A Place to Call Home
When Gary and Shouna Olson began planning for their son’s future, they found nothing in the state that met their desire: a Christ-centered group home. The Olson family attends Henderson Hills Baptist Church where Preston, an 18-year-old young man with Down syndrome, is involved in numerous activities. He is also active in the community.
“I want Preston to live his life fully and have activities the same as now, not in an environment in which he is unaccustomed,” Shouna said.
In doing research, the Olsons found they were not alone in their venture. It is estimated that more than 15,000 adults with special needs live in Oklahoma. They also found other parents in the area who shared their values as well as a dream for a faith-based adult group home.
“Sometimes jobs, friends and activities have to be created,” Shouna said.
The Olsons met with parents, professionals and other interested individuals to form a non-profit organization called SNAC — Special Needs Adult Community. They set up a board of directors, which meets monthly, and created a mission statement: “To provide a Christ-centered community where adults with special needs can live and thrive within an environment guided by the principles of the Bible and Christ-centered leadership.”
Several members of the organization visited group homes and adult communities all over Oklahoma and the nation, hoping to find a suitable model on which to build in central Oklahoma. They found it in Brookwood, a unique, special-needs community in Brookshire, Texas. The Brookwood Community provides educational, vocational, residential and recreational services.
Not only does it serve individuals with special needs, but it also serves the entire community. It brings people from all walks of life to the businesses inside the facility, making Brookwood a profitable venture. It has a gift shop, which sells decorative artwork created by the residents, and a greenhouse, which sells volumes of poinsettias at Christmas time. It even boasts a four-star restaurant where reservations are a must.

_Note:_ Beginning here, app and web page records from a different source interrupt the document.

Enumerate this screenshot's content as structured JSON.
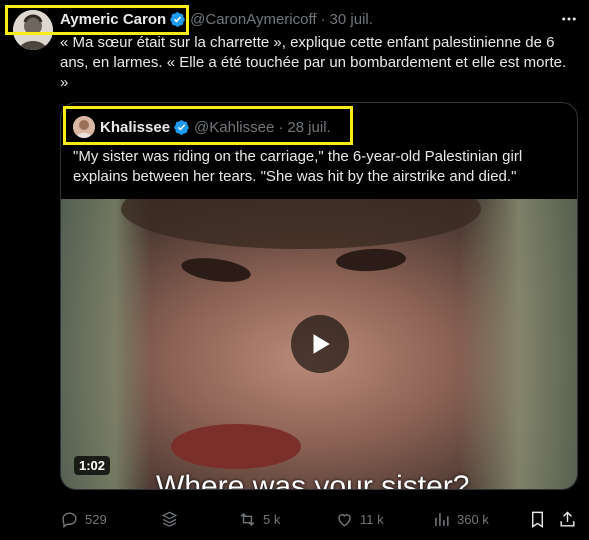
{
  "tweet": {
    "author_name": "Aymeric Caron",
    "author_handle": "@CaronAymericoff",
    "separator": "·",
    "date": "30 juil.",
    "text": "« Ma sœur était sur la charrette », explique cette enfant palestinienne de 6 ans, en larmes. « Elle a été touchée par un bombardement et elle est morte. »"
  },
  "quote": {
    "author_name": "Khalissee",
    "author_handle": "@Kahlissee",
    "separator": "·",
    "date": "28 juil.",
    "text": "\"My sister was riding on the carriage,\" the 6-year-old Palestinian girl explains between her tears. \"She was hit by the airstrike and died.\"",
    "video": {
      "duration": "1:02",
      "subtitle": "Where was your sister?"
    }
  },
  "actions": {
    "replies": "529",
    "reposts": "5 k",
    "likes": "11 k",
    "views": "360 k"
  },
  "colors": {
    "highlight": "#f7ec13",
    "verified": "#1d9bf0",
    "muted": "#71767b",
    "text": "#e7e9ea",
    "background": "#000000"
  },
  "icons": [
    "more-icon",
    "verified-icon",
    "play-icon",
    "reply-icon",
    "grok-icon",
    "repost-icon",
    "like-icon",
    "views-icon",
    "bookmark-icon",
    "share-icon"
  ]
}
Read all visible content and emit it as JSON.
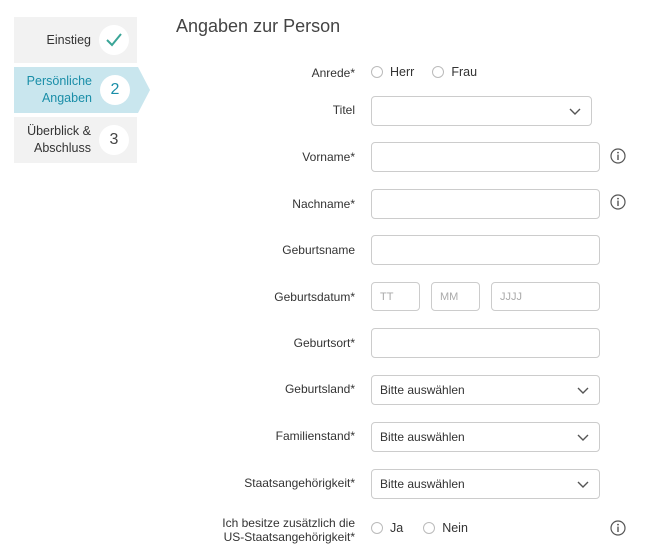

SNAC plans to “model” the Texas community and, like Brookwood, it will be supported and funded through private donations from individuals and corporate sponsorships in lieu of government funding. SNAC desires to be visible in the community by providing services and products that attract people to the campus and impact this area of Oklahoma.
“It will be a win-win situation for both the residents of SNAC and the entire community,” Gary Olson said. The general public will be offered the opportunity to shop, dine and even be employed at SNAC, and residents will continue integrating into the community through jobs and social activities.
And though SNAC has not yet broken ground, its founders have a clear vision of the future. Once they acquire land for the project, they will begin construction on two separate group homes: one for men and one for women. At this point, the plan is to have eight adults with special needs per cottage, along with house parents.
Jean Leger, a member of the board of directors, envisions SNAC as a warm home and community environment for disabled adults, one that provides life-long, holistic services. He also sees it as a way of allowing people outside of SNAC to participate within the SNAC community alongside disabled individuals.
Janis Ricks, also a member of the board of directors, said, “As Christians and God-followers, we should take care of special-needs adults as well as other people in need, as mentioned in the Bible.”
At this point, SNAC’s greatest need is for property on which to build the adult community. The board of directors is hoping for at least a 40-acre tract of land.
“We need a major donor to make a substantial donation to catapult SNAC. It could be money or land,” said Ricks, adding that she believes many people would like to help but are not yet aware of the project.
“We need both large and small donors — individual and corporate,” Shouna said. “We have several individuals with special needs interested and ready to move in. The groundwork has been laid and many resident applications have been received. We are definitely ready to make this happen.”
The organization welcomes help on its volunteer-based committees, such as fundraising, grant writing and web development, along with office help, phone assistance and prayer partners. SNAC is a 501(C)3 organization and accepts tax-deductible donations.